The highs and lows in Apple’s iOS 9


Tech Talk

apple ios features

Apple releases the latest version of its iOS mobile operating system on Wednesday.

Here are nine new Apple iOS 9 features

Leave the charger at home(but don’t go far)

It’s a big, bold claim: Apple says iOS 9 will give devices (even older ones) up to one hour more battery life. Apple has made system apps more energy efficient and implemented smaller tweaks, like not lighting up the screen for notifications when a phone is face down.

Additionally, a new Low Power option makes it possible to get another three hours of life. When your battery drops down to 20% and 10%, you’re given the option to switch to Low Power mode. It pauses background processes, lowers the screen brightness, doesn’t check for mail as often and goes to sleep faster. I quickly forget about the mode once I’m in it, except when nobody emails me and I wonder why.
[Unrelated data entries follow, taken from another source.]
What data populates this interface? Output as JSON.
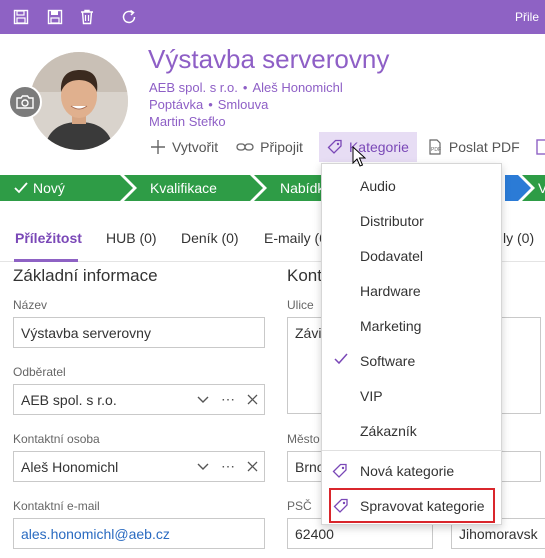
{
  "toolbar": {
    "icons": [
      "save-icon",
      "save-close-icon",
      "delete-icon",
      "refresh-icon"
    ],
    "right_text": "Přile"
  },
  "record": {
    "title": "Výstavba serverovny",
    "line1": {
      "company": "AEB spol. s r.o.",
      "contact": "Aleš Honomichl"
    },
    "line2": {
      "type": "Poptávka",
      "relation": "Smlouva"
    },
    "owner": "Martin Stefko"
  },
  "actions": {
    "create": "Vytvořit",
    "attach": "Připojit",
    "category": "Kategorie",
    "send_pdf": "Poslat PDF"
  },
  "pipeline": {
    "stages": [
      "Nový",
      "Kvalifikace",
      "Nabídk",
      "V"
    ],
    "colors": {
      "done": "#2e9c46",
      "current": "#2b7bd6"
    }
  },
  "tabs": {
    "items": [
      "Příležitost",
      "HUB (0)",
      "Deník (0)",
      "E-maily (0",
      "ly (0)"
    ],
    "active": "Příležitost"
  },
  "left_section": {
    "title": "Základní informace",
    "name_label": "Název",
    "name_value": "Výstavba serverovny",
    "customer_label": "Odběratel",
    "customer_value": "AEB spol. s r.o.",
    "contact_label": "Kontaktní osoba",
    "contact_value": "Aleš Honomichl",
    "email_label": "Kontaktní e-mail",
    "email_value": "ales.honomichl@aeb.cz"
  },
  "right_section": {
    "title": "Kont",
    "street_label": "Ulice",
    "street_value": "Závis",
    "city_label": "Město",
    "city_value": "Brno",
    "zip_label": "PSČ",
    "zip_value": "62400",
    "region_value": "Jihomoravsk"
  },
  "category_menu": {
    "items": [
      "Audio",
      "Distributor",
      "Dodavatel",
      "Hardware",
      "Marketing",
      "Software",
      "VIP",
      "Zákazník"
    ],
    "checked": "Software",
    "new_category": "Nová kategorie",
    "manage_categories": "Spravovat kategorie"
  },
  "colors": {
    "brand": "#8e62c4",
    "accent_text": "#8e5fc6",
    "highlight_border": "#d9262c",
    "link": "#2a6bc1"
  }
}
Hit the back button

This is by far the new feature I use most. Apple has added a back button to the top left hand corner of apps. For instance, if you open a link in Safari from Facebook, then hop to your calendar from an event notification, now you can follow the breadcrumbs back to the first app you opened.
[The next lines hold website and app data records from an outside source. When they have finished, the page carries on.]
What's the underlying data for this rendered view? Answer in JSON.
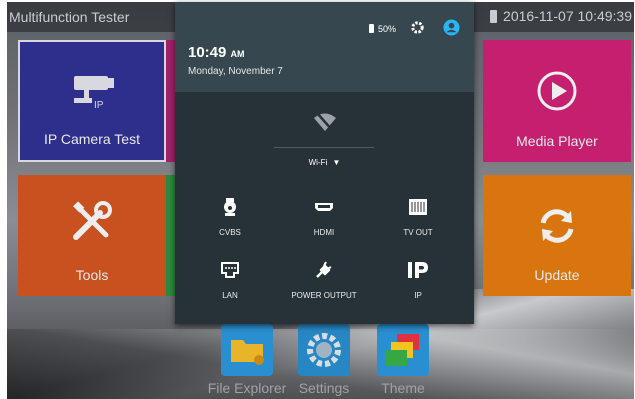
{
  "app": {
    "title": "Multifunction Tester",
    "datetime": "2016-11-07 10:49:39"
  },
  "tiles": {
    "ip_camera": {
      "label": "IP Camera Test",
      "color": "#2e2e8c"
    },
    "tools": {
      "label": "Tools",
      "color": "#c9501f"
    },
    "media_player": {
      "label": "Media Player",
      "color": "#c4206f"
    },
    "update": {
      "label": "Update",
      "color": "#d9750f"
    }
  },
  "dock": [
    {
      "label": "File Explorer",
      "icon": "folder-icon"
    },
    {
      "label": "Settings",
      "icon": "gear-icon"
    },
    {
      "label": "Theme",
      "icon": "theme-icon"
    }
  ],
  "notification_panel": {
    "battery": "50%",
    "time": "10:49",
    "ampm": "AM",
    "date": "Monday, November 7",
    "wifi_label": "Wi-Fi",
    "quick_settings": [
      {
        "label": "CVBS",
        "icon": "camera-icon"
      },
      {
        "label": "HDMI",
        "icon": "hdmi-icon"
      },
      {
        "label": "TV OUT",
        "icon": "tv-out-icon"
      },
      {
        "label": "LAN",
        "icon": "lan-icon"
      },
      {
        "label": "POWER OUTPUT",
        "icon": "power-plug-icon"
      },
      {
        "label": "IP",
        "icon": "ip-icon"
      }
    ],
    "accent_color": "#29b6f6"
  }
}
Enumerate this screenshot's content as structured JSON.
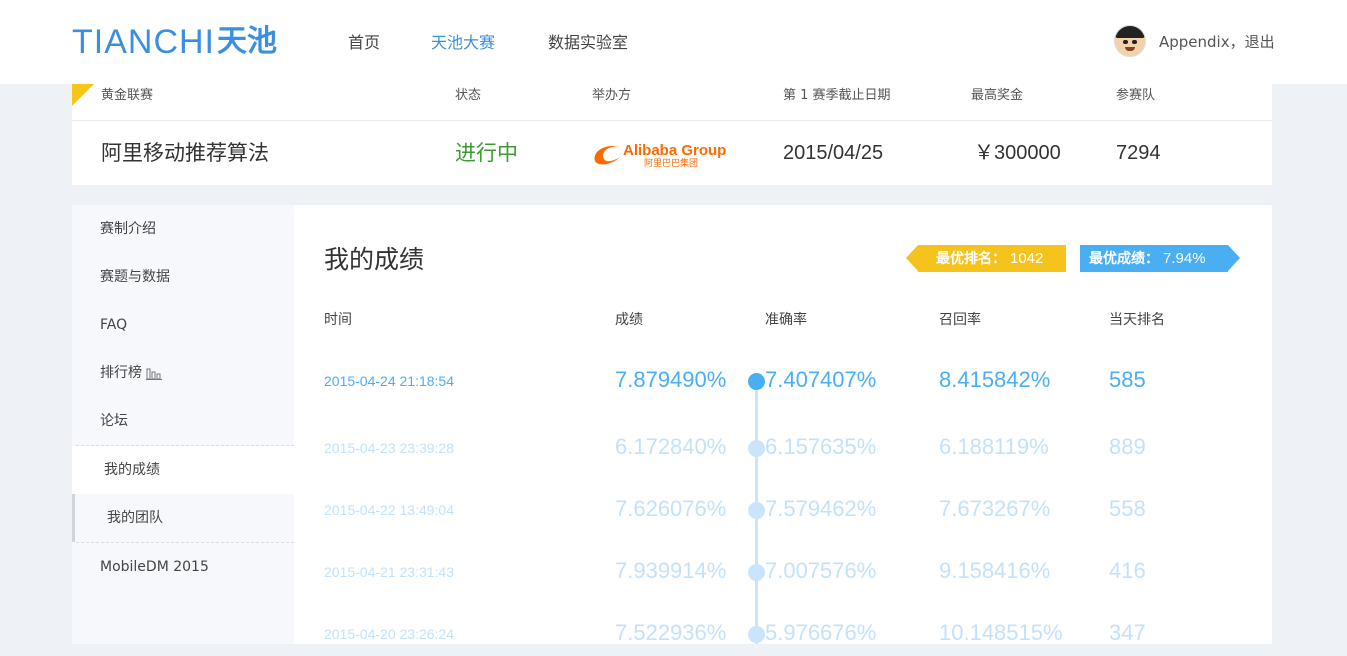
{
  "header": {
    "logo_en": "TIANCHI",
    "logo_cn": "天池",
    "nav": [
      "首页",
      "天池大赛",
      "数据实验室"
    ],
    "active_nav": "天池大赛",
    "user": "Appendix，退出"
  },
  "competition": {
    "league": "黄金联赛",
    "headers": {
      "status": "状态",
      "organizer": "举办方",
      "deadline": "第 1 赛季截止日期",
      "prize": "最高奖金",
      "teams": "参赛队"
    },
    "name": "阿里移动推荐算法",
    "status": "进行中",
    "organizer_logo_text": "Alibaba Group",
    "organizer_logo_cn": "阿里巴巴集团",
    "deadline": "2015/04/25",
    "prize": "￥300000",
    "teams": "7294"
  },
  "sidebar": {
    "items": [
      {
        "label": "赛制介绍"
      },
      {
        "label": "赛题与数据"
      },
      {
        "label": "FAQ"
      },
      {
        "label": "排行榜"
      },
      {
        "label": "论坛"
      },
      {
        "label": "我的成绩"
      },
      {
        "label": "我的团队"
      },
      {
        "label": "MobileDM 2015"
      }
    ]
  },
  "results": {
    "title": "我的成绩",
    "best_rank_label": "最优排名：",
    "best_rank": "1042",
    "best_score_label": "最优成绩：",
    "best_score": "7.94%",
    "columns": [
      "时间",
      "成绩",
      "准确率",
      "召回率",
      "当天排名"
    ],
    "rows": [
      {
        "time": "2015-04-24 21:18:54",
        "score": "7.879490%",
        "precision": "7.407407%",
        "recall": "8.415842%",
        "rank": "585"
      },
      {
        "time": "2015-04-23 23:39:28",
        "score": "6.172840%",
        "precision": "6.157635%",
        "recall": "6.188119%",
        "rank": "889"
      },
      {
        "time": "2015-04-22 13:49:04",
        "score": "7.626076%",
        "precision": "7.579462%",
        "recall": "7.673267%",
        "rank": "558"
      },
      {
        "time": "2015-04-21 23:31:43",
        "score": "7.939914%",
        "precision": "7.007576%",
        "recall": "9.158416%",
        "rank": "416"
      },
      {
        "time": "2015-04-20 23:26:24",
        "score": "7.522936%",
        "precision": "5.976676%",
        "recall": "10.148515%",
        "rank": "347"
      }
    ]
  },
  "colors": {
    "brand": "#3b8fe0",
    "status_green": "#3a9c2f",
    "rank_badge": "#f6c31c",
    "score_badge": "#4aaff2"
  }
}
Get to work

Slide Over lets you preview another app on the side of your screen. If you’re reading a movie review in the new News app, now you can look up movie times in Safari simultaneously.

For full multitasking, Split View puts two apps side-by-side, which you can copy and paste between. It’s a step closer to capturing the work capabilities of a PC, but it’s not quite enough to win me over yet. As I write this, I have at least four different windows of notes, web pages and screenshots crammed into my 11-inch laptop screen.

Keep one eye on video

My favorite iPad addition is the screen-in-screen feature. If you’re in a FaceTime call or watching a video on an Apple video app, tap the home button and the video will shrink into a smaller floating window. No matter what other apps you use, the video will continue playing.

See if Apple gets you

The operating system is taking the time to get to know you — your habits, likes and locations — to predict what information you need before you ask. The “proactive” assistance features show up in a variety of apps, including Mail, where it suggests recipients. It’s most visible in Siri and the new cluttered Search screen.

Make Siri do new tricks

Siri now understands context. If you’re looking at Halloween costumes in Safari, you can say, “Siri, remind me to buy this tonight,” and it will remember the web page. It only works in Apple apps like Mail, Safari and Messages.

Give Notes another chance

Apple’s Notes has always been a utilitarian, bland built-in app. In iOS 9, it’s trying to catch up to third party options like Evernote and OneNote. There are more formatting options and drawing and photo tools. If you’re in another app, you can save links and images directly to a note. It’s like making a Pinterest board that just lives in the Notes app.

Test out Apple Maps (but don’t forget about the bus)

In iOS 9, it finally adds transit directions. Interestingly, I noticed that Google Maps and Apple Maps offer different routes and even departure times from my home to work — and that Apple ignores the bus closest to my house.

Proceed with caution, but less than usual

always recommend waiting until Apple releases its first update before installing a new iOS on your device. It gives the company time to iron out any early bugs.

Read more at CNN

apple ios features